Required work:
Go through the data below and copy each line where the word "JSON" occurs.

※ ※ ※

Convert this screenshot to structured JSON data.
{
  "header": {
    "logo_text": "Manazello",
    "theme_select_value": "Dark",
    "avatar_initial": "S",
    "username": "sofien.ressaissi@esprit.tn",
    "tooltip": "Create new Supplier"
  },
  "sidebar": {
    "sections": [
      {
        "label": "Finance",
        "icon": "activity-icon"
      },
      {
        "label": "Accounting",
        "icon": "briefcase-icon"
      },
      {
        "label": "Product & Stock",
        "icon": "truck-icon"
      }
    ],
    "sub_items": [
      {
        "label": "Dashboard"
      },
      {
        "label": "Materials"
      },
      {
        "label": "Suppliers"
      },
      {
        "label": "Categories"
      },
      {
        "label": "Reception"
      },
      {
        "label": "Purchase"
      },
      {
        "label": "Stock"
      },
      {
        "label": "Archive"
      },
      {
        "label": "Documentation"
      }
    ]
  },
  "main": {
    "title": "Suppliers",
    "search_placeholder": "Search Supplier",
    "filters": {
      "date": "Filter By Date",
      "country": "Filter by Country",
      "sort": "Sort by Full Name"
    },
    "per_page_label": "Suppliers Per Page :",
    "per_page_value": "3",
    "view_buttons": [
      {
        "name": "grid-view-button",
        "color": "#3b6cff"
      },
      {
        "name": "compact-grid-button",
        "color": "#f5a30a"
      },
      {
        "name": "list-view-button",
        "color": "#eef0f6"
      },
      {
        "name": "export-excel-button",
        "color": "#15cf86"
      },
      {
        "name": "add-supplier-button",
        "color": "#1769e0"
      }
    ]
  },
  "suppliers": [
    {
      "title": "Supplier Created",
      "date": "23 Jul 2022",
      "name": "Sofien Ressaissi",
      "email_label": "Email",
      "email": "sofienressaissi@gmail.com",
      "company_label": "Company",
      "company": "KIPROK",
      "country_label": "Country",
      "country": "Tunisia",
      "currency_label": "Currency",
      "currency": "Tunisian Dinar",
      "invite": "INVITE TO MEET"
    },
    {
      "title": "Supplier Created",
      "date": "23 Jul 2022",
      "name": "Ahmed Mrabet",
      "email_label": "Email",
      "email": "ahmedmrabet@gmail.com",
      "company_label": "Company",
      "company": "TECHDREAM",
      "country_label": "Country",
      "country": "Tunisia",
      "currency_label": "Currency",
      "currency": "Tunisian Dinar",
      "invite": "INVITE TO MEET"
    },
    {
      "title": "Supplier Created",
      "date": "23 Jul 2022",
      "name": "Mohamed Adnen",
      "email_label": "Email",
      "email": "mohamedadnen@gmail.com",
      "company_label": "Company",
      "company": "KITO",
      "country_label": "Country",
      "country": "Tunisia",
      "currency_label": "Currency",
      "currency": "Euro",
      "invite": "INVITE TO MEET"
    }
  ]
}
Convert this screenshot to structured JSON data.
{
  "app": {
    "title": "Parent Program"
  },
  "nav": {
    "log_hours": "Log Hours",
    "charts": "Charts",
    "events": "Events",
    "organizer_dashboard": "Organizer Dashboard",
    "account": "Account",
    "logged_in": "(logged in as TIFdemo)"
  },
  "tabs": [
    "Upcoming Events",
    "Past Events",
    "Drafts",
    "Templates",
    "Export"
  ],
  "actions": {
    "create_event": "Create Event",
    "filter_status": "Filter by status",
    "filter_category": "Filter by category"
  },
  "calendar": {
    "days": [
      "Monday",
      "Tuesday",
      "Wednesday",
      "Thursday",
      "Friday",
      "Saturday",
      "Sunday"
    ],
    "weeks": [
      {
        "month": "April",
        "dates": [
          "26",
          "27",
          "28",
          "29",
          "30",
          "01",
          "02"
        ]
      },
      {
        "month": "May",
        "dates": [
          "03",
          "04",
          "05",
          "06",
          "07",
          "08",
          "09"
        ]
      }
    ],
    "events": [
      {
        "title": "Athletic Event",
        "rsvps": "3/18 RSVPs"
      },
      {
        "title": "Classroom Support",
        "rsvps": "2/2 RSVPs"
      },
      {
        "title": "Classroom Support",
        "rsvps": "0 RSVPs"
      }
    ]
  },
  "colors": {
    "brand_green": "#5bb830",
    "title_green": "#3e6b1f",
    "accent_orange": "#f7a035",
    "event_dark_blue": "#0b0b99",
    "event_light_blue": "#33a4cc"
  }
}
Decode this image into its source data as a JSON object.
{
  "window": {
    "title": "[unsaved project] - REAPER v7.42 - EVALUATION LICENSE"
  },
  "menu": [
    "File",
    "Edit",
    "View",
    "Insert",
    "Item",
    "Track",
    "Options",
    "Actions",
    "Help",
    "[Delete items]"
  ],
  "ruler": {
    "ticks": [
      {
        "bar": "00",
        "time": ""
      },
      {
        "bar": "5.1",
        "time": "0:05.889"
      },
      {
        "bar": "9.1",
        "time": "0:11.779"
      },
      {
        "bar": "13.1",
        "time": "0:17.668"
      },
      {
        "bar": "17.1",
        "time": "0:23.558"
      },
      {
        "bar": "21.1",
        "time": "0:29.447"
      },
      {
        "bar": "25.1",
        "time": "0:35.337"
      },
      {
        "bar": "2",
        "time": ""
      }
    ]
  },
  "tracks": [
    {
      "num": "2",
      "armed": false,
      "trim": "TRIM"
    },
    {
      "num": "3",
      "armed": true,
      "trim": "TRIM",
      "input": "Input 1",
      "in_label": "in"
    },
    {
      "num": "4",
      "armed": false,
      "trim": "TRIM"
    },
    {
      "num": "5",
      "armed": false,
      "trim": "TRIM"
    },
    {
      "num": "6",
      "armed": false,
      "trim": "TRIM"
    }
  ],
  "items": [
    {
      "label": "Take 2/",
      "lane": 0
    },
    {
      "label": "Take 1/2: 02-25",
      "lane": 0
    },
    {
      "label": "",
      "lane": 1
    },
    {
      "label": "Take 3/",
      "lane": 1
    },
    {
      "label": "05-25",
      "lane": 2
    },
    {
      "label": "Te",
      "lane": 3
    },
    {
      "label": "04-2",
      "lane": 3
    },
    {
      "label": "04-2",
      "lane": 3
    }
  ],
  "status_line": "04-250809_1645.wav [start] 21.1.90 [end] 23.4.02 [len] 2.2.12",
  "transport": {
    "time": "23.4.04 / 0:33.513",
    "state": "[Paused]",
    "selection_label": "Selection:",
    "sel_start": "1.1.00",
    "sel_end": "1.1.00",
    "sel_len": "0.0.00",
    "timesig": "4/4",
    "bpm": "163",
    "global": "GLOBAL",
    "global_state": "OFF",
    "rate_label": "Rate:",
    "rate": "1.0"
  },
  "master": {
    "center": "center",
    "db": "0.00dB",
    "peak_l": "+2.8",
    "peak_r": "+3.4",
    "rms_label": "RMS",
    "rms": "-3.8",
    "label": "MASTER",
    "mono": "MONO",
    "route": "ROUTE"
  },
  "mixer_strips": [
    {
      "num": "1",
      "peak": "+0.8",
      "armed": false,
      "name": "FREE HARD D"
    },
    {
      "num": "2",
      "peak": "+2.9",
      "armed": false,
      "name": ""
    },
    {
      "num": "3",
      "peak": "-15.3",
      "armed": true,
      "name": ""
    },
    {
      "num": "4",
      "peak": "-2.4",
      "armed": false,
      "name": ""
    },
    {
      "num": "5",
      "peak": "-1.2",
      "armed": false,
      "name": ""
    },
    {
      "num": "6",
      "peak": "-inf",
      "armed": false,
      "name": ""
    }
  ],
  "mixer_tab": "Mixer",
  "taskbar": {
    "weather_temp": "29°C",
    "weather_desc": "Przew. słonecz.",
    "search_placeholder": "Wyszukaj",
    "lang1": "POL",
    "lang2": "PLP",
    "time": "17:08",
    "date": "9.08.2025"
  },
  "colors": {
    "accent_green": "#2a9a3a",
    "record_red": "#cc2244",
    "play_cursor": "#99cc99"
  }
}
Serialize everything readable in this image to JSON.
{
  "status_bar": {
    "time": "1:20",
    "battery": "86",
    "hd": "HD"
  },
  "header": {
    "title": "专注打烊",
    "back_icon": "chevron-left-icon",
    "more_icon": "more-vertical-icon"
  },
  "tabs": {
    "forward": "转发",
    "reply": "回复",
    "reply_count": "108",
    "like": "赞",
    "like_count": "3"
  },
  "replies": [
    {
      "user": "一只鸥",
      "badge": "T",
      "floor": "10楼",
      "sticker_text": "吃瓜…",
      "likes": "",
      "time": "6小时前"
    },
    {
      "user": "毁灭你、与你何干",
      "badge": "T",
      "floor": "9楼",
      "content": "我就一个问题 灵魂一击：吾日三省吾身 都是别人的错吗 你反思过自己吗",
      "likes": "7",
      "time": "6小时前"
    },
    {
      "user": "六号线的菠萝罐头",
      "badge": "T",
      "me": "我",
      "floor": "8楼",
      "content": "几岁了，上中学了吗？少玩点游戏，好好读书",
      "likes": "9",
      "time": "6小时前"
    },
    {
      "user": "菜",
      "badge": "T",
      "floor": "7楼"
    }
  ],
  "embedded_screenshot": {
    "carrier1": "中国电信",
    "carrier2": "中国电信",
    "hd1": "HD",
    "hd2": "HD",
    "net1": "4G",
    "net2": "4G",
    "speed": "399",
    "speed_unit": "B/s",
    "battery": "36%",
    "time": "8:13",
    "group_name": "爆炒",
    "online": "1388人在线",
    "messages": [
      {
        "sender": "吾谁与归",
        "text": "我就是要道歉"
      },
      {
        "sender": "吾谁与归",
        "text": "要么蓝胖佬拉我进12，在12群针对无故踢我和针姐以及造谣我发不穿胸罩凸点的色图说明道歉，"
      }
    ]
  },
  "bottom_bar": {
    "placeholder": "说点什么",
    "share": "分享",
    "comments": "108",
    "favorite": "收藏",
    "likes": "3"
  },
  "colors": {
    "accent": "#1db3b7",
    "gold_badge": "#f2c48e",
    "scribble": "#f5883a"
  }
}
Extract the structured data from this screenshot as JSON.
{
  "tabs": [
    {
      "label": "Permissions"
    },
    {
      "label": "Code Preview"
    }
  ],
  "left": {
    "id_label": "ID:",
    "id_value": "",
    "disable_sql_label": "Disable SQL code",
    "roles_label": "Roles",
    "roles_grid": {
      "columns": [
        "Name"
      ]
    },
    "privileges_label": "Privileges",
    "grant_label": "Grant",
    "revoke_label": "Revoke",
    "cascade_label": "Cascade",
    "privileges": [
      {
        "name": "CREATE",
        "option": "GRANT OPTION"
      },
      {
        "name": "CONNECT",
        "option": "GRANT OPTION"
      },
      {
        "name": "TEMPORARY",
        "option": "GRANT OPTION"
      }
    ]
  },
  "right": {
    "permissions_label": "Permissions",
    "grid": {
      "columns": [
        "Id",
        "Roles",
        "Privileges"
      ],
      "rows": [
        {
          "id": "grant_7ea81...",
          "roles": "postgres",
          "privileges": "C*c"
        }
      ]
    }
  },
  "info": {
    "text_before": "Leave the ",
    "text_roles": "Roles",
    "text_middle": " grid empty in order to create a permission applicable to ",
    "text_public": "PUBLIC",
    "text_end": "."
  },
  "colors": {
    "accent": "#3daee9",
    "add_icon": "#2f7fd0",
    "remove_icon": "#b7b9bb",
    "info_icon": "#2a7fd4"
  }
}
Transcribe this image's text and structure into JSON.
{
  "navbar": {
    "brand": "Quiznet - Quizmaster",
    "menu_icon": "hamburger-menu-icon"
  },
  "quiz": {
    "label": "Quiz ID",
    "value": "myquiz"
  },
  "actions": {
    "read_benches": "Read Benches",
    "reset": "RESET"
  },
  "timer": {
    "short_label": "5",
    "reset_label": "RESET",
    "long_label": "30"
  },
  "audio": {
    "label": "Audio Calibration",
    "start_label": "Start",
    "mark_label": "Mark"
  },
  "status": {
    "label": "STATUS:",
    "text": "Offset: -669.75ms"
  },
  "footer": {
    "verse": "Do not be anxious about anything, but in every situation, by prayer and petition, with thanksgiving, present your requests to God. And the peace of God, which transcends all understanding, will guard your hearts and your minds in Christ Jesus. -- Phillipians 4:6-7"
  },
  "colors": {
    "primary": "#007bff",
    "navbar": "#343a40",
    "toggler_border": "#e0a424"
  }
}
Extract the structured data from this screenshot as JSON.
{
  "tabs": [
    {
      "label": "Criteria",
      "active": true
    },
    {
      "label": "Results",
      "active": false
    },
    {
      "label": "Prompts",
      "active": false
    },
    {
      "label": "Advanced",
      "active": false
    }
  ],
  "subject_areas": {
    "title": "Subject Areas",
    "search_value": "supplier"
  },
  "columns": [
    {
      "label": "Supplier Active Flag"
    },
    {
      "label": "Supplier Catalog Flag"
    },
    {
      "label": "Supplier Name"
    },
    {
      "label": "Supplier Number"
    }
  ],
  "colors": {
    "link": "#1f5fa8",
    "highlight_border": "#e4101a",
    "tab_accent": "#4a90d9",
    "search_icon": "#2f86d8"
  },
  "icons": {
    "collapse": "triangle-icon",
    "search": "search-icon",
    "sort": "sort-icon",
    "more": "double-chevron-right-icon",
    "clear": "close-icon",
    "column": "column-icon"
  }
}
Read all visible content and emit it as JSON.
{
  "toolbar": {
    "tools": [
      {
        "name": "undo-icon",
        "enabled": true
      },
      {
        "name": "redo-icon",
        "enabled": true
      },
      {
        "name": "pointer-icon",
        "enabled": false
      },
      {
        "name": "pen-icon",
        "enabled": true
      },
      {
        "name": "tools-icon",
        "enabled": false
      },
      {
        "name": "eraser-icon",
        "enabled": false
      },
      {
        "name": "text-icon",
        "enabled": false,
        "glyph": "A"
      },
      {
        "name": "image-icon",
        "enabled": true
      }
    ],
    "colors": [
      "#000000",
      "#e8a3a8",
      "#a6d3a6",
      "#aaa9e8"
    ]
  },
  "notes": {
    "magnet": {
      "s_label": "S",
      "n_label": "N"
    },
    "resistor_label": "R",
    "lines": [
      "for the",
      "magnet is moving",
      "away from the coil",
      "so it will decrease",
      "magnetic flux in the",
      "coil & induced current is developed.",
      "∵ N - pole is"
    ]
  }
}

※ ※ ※

Exercise solution:
Convert this screenshot to structured JSON data.
Convert this screenshot to structured JSON data.
Decode this image into its source data as a JSON object.
Serialize everything readable in this image to JSON.
Extract the structured data from this screenshot as JSON.
Transcribe this image's text and structure into JSON.
Extract the structured data from this screenshot as JSON.
Read all visible content and emit it as JSON.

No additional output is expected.